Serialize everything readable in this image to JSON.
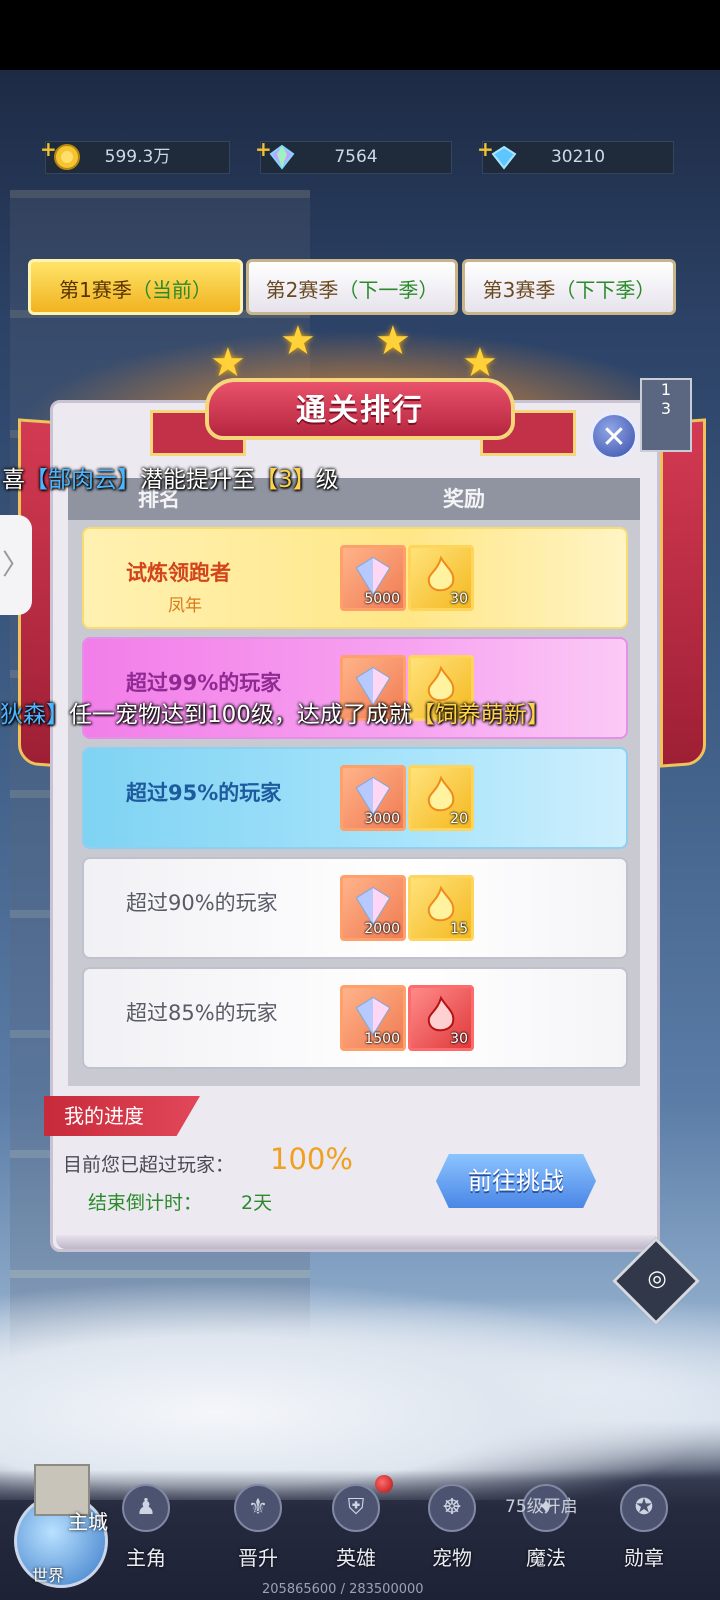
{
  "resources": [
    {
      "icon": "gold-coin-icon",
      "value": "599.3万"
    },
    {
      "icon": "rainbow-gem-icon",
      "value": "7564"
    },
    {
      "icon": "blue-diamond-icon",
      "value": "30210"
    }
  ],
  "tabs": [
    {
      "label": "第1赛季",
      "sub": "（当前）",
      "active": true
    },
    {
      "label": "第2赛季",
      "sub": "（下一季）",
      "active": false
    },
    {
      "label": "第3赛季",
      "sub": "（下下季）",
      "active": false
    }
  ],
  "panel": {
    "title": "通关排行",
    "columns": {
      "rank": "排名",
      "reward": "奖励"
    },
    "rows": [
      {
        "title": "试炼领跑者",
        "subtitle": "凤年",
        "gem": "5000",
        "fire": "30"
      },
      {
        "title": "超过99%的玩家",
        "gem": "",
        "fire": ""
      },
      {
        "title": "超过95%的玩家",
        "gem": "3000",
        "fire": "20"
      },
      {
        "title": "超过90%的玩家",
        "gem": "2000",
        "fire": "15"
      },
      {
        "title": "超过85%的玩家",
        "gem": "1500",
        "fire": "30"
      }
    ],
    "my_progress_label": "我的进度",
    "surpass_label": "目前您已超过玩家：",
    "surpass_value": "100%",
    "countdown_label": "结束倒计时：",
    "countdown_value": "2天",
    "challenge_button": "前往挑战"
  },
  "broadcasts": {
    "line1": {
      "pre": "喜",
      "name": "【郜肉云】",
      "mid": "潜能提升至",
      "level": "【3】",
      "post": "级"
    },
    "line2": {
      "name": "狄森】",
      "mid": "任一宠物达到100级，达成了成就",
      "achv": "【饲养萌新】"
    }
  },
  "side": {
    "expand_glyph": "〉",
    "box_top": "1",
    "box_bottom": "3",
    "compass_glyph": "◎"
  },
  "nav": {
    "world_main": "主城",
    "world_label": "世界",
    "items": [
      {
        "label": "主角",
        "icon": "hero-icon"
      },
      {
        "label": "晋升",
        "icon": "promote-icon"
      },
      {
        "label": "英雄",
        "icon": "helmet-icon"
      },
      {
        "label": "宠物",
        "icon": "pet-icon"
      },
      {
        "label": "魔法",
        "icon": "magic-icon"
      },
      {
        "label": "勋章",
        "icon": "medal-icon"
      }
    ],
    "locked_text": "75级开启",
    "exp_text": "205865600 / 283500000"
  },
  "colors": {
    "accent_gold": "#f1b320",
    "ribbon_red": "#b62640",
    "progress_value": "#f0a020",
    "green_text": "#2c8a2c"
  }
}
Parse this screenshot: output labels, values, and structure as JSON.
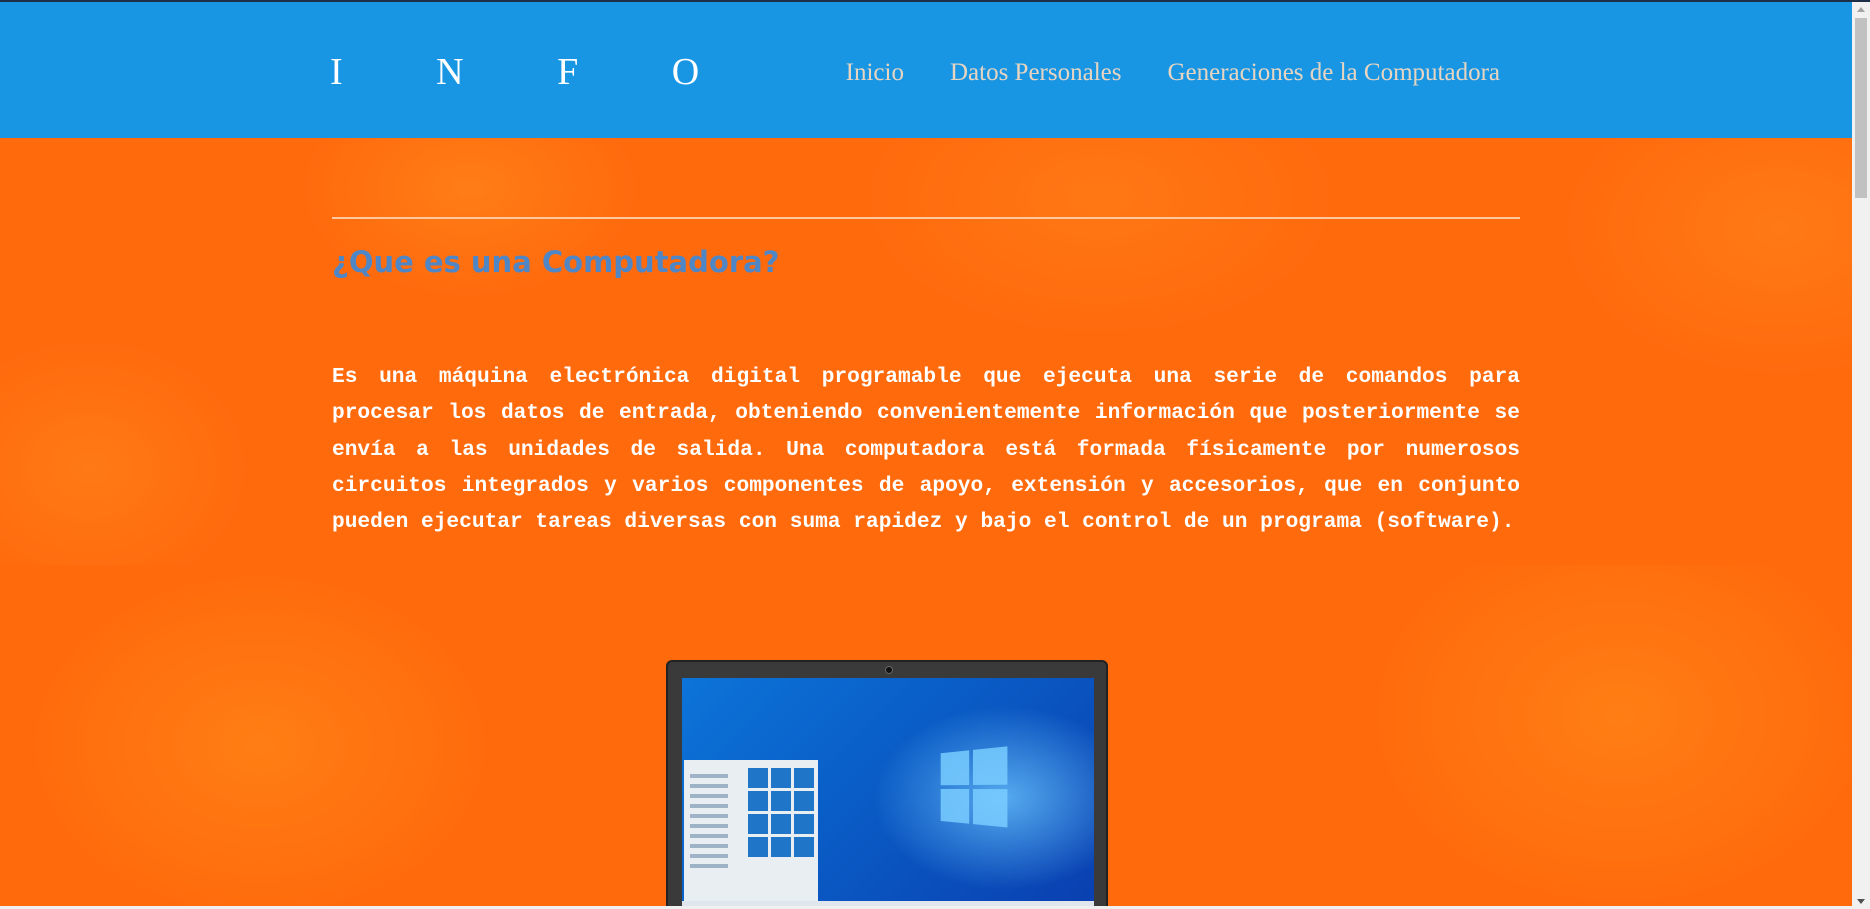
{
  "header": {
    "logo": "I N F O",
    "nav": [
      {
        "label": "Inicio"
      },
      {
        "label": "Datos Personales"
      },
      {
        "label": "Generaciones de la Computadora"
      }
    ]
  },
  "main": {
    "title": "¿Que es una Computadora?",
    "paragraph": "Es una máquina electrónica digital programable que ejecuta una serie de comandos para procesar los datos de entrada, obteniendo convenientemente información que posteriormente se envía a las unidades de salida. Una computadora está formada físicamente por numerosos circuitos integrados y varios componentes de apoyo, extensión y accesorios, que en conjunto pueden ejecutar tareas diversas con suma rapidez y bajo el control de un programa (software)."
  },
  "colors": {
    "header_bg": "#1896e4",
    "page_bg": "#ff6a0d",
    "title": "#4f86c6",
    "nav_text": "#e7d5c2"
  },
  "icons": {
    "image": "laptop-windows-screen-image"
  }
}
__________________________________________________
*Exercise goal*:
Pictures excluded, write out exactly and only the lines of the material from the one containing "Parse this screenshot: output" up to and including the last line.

*Output of the task*:
Parse this screenshot: output labels, values, and structure as JSON.
{
  "header": {
    "logo": "I N F O",
    "nav": [
      {
        "label": "Inicio"
      },
      {
        "label": "Datos Personales"
      },
      {
        "label": "Generaciones de la Computadora"
      }
    ]
  },
  "main": {
    "title": "¿Que es una Computadora?",
    "paragraph": "Es una máquina electrónica digital programable que ejecuta una serie de comandos para procesar los datos de entrada, obteniendo convenientemente información que posteriormente se envía a las unidades de salida. Una computadora está formada físicamente por numerosos circuitos integrados y varios componentes de apoyo, extensión y accesorios, que en conjunto pueden ejecutar tareas diversas con suma rapidez y bajo el control de un programa (software)."
  },
  "colors": {
    "header_bg": "#1896e4",
    "page_bg": "#ff6a0d",
    "title": "#4f86c6",
    "nav_text": "#e7d5c2"
  },
  "icons": {
    "image": "laptop-windows-screen-image"
  }
}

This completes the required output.